A typical business reorganization will often include the sale of underperforming or unneeded assets. Asset sales in Chapter 12 have many advantages for the debtor over those in over Chapter 11. In order to sell assets “free and clear” of liens, claims, and encumbrances in Chapter 11, the debtor must satisfy the stringent requirements of section 363(f), which can be hotly contested by stakeholders. The Chapter 12 debtor, on the other hand, may sell any property free and clear of liens under section 1206 so long as the property is “farmland or farming equipment.” With narrower statutory grounds for objecting to an asset sale in Chapter 12, the process is typically less contentious and less expensive. Also, asset sales in Chapter 12 have significant tax advantages over those in Chapter 11. Any tax liability for capital gains generated by a sale in Chapter 11 is treated as a priority claim that must be paid in full at plan confirmation. By contrast, in Chapter 12, any tax arising from the sale of property used in the debtor’s farming operation is treated as an unsecured claim of the debtor that may be discharged in bankruptcy. This allows the debtor to retain the upside from the sale of farming assets.
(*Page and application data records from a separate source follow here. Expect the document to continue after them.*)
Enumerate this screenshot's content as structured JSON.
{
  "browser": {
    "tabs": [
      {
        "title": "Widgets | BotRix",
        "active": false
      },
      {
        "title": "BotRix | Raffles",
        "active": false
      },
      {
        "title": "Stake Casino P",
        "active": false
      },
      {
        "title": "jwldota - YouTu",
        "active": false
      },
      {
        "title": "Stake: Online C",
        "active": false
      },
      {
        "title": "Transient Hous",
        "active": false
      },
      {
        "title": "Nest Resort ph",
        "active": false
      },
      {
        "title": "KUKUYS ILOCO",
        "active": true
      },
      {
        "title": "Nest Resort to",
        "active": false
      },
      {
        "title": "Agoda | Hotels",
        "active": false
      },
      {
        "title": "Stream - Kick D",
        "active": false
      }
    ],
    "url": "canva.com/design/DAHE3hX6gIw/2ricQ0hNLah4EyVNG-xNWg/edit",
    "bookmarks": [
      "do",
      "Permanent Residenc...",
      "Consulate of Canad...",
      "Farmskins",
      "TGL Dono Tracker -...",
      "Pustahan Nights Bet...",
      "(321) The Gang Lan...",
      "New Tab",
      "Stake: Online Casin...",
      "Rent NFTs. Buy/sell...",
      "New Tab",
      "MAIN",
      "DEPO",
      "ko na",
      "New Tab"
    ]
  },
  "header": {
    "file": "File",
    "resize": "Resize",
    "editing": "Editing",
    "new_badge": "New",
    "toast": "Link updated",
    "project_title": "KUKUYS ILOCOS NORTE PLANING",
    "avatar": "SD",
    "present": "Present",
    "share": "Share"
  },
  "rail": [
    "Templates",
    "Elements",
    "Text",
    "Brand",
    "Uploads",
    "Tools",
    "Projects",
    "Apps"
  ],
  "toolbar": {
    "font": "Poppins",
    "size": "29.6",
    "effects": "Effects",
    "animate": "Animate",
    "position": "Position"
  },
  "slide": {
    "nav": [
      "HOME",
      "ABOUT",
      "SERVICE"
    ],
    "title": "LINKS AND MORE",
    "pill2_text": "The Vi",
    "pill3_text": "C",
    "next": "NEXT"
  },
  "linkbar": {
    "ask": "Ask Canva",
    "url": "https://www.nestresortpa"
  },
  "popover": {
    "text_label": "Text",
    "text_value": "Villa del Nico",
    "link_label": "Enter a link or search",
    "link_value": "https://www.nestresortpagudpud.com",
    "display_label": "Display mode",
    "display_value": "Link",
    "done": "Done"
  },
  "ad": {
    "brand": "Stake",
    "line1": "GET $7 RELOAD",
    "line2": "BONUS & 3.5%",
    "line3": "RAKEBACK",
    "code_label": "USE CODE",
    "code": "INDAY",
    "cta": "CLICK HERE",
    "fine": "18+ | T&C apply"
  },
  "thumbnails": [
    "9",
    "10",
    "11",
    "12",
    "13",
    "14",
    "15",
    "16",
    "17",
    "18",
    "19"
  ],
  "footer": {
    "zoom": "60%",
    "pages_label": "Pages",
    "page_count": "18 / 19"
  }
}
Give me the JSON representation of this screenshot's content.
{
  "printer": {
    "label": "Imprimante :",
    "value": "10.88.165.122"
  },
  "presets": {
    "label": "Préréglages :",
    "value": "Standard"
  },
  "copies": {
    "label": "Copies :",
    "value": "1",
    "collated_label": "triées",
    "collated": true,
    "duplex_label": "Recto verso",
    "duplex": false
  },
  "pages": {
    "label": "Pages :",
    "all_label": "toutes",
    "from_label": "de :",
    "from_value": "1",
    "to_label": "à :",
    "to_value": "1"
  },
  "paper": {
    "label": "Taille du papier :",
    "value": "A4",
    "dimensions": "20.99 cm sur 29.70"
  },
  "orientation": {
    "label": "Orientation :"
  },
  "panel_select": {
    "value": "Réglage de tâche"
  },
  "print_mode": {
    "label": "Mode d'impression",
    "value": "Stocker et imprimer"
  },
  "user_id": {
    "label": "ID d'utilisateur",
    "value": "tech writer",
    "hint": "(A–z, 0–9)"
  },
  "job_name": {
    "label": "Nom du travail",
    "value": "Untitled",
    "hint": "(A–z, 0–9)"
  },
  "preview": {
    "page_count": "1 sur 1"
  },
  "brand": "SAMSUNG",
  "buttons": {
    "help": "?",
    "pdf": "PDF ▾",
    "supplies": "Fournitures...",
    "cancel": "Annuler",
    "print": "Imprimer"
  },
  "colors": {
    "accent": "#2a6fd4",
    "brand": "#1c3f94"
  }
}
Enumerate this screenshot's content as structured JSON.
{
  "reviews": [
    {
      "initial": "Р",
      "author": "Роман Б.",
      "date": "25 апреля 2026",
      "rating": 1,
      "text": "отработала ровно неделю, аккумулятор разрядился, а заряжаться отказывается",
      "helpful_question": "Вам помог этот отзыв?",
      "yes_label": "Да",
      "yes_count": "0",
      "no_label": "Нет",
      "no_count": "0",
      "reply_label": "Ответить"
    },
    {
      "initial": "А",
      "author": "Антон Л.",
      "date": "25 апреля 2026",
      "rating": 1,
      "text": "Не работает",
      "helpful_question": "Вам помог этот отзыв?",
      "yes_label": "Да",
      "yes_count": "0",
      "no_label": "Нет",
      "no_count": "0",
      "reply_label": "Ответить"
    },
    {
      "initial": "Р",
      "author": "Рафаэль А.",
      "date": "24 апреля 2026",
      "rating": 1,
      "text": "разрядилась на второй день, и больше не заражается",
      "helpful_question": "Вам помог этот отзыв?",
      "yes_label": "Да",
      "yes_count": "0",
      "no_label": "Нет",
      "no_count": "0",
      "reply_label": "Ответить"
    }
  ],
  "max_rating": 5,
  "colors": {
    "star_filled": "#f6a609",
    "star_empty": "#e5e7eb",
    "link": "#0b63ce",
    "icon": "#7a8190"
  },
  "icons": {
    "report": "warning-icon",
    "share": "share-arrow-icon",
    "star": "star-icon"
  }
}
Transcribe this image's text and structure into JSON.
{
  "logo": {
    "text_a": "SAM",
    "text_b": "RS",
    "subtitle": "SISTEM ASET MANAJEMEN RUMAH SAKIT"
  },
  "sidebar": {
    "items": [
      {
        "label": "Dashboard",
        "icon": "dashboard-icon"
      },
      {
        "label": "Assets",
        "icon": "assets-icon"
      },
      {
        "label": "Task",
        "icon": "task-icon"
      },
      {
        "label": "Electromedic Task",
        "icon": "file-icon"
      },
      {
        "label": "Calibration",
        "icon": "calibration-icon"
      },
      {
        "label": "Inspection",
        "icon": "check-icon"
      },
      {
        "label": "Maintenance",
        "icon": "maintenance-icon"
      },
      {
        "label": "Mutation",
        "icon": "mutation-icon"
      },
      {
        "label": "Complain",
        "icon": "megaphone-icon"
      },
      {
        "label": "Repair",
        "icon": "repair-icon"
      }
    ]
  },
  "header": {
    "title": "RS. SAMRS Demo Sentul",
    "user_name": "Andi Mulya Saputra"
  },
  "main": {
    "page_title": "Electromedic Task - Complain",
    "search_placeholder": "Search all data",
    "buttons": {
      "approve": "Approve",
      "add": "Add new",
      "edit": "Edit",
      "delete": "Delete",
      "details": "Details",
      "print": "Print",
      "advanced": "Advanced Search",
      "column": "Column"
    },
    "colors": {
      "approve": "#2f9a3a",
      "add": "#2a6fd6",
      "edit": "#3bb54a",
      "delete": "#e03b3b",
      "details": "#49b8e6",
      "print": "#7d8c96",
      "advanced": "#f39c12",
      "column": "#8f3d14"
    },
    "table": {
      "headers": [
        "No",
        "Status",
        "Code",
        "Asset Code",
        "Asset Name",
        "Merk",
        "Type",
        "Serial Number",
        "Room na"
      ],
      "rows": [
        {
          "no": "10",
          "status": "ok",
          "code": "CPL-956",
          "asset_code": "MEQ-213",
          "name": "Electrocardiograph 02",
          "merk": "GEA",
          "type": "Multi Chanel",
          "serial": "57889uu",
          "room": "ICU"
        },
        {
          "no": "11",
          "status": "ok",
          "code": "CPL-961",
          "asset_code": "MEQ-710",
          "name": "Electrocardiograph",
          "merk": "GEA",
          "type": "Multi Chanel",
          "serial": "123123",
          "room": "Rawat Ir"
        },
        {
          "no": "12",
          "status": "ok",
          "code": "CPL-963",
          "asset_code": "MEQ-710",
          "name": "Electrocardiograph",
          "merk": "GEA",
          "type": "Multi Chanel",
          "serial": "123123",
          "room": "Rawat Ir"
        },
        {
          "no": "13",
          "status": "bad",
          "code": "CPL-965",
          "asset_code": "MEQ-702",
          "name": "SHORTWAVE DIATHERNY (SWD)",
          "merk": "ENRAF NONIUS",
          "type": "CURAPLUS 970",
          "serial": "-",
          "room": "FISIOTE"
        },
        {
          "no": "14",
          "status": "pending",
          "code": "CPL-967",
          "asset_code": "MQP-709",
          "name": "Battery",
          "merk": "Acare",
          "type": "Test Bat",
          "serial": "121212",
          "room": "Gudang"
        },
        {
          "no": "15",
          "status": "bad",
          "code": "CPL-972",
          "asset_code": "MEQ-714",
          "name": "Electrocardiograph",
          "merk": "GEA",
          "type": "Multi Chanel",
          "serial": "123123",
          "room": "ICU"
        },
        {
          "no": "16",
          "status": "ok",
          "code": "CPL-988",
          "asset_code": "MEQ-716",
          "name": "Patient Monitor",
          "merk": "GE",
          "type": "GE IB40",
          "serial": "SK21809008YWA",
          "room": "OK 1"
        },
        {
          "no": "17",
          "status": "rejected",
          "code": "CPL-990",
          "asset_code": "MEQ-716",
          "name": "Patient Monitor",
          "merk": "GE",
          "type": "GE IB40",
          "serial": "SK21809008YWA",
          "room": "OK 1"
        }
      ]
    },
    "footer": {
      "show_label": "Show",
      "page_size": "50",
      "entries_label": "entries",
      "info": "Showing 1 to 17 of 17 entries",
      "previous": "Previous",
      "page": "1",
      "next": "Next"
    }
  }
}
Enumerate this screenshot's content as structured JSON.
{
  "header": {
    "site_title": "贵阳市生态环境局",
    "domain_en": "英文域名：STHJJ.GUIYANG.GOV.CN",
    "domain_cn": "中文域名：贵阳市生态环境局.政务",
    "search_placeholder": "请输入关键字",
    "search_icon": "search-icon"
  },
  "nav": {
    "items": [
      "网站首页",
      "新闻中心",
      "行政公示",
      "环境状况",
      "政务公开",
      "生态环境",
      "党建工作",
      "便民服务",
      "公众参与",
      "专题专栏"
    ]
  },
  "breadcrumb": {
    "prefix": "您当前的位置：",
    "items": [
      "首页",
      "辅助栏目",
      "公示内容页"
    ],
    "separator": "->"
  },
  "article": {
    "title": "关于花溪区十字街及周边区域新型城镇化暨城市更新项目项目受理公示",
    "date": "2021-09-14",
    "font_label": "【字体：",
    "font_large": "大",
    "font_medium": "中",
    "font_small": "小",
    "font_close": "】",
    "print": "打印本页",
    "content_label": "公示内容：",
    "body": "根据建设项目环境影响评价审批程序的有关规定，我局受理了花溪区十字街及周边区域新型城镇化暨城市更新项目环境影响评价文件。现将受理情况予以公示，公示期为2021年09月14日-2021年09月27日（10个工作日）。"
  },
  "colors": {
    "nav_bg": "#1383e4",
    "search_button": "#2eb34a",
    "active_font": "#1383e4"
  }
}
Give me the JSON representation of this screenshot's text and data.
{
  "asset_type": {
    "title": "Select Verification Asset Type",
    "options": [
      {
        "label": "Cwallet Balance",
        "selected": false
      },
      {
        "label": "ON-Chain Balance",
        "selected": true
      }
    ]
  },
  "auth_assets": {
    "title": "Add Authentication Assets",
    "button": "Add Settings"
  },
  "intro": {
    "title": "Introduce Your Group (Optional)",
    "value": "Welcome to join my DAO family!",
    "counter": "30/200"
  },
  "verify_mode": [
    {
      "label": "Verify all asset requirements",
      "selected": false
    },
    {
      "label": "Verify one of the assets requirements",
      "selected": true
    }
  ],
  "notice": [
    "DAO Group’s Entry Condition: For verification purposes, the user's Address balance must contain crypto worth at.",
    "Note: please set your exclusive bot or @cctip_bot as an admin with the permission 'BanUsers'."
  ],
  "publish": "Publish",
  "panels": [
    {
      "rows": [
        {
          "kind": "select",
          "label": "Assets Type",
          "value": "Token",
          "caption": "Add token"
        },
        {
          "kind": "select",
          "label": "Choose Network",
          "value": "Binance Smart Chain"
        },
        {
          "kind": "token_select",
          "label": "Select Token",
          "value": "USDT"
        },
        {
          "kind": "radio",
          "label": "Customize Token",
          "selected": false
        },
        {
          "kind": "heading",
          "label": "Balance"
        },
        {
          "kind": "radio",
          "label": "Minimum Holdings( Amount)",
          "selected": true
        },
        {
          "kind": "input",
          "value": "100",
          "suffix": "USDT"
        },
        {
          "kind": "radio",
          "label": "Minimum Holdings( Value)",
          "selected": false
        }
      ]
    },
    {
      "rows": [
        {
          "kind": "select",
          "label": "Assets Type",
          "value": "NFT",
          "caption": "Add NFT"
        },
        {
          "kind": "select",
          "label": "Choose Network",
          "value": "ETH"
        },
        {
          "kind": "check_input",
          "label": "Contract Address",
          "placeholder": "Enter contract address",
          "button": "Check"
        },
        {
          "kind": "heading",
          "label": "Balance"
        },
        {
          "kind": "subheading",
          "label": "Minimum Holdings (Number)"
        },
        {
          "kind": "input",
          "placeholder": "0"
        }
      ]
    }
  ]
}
Finally, one of the biggest advantages of Chapter 12 over Chapters 11 or 13 is that Chapter 12 debtors may modify any secured loan — including residential mortgages, nonresidential mortgages, equipment loans and vehicle loans — through a so-called “cram down.” In a cram down, the debtor pays secured creditors based on the current value of collateral rather than the amount owing on the loan. In Chapter 11 and Chapter 13 cases, a debtor cannot cram down the mortgage on the debtor’s principal residence.  Chapter 12 does not contain this restriction, so a Chapter 12 debtor may cram down his residential mortgage along with any other secured debts. This can be a powerful tool for family farmers who frequently live and farm on the same land.

Given the clear advantages of Chapter 12 over Chapters 13 and 11 for family farmers seeking to reorganize under the Bankruptcy Code, the newly expanded eligibility for Chapter 12 bankruptcy – combined with the troubled economic climate for U.S. farmers – may well lead to a proliferation of Chapter 12 filings. If the current problems facing the U.S. agricultural industry are transitory in nature, Chapter 12 may well provide small to mid-sized farmers with the relief they need to weather the temporary downturn. If, on the other hand, the downturn is symptomatic of a more fundamental reordering of the industry and its place in the global economy, then expande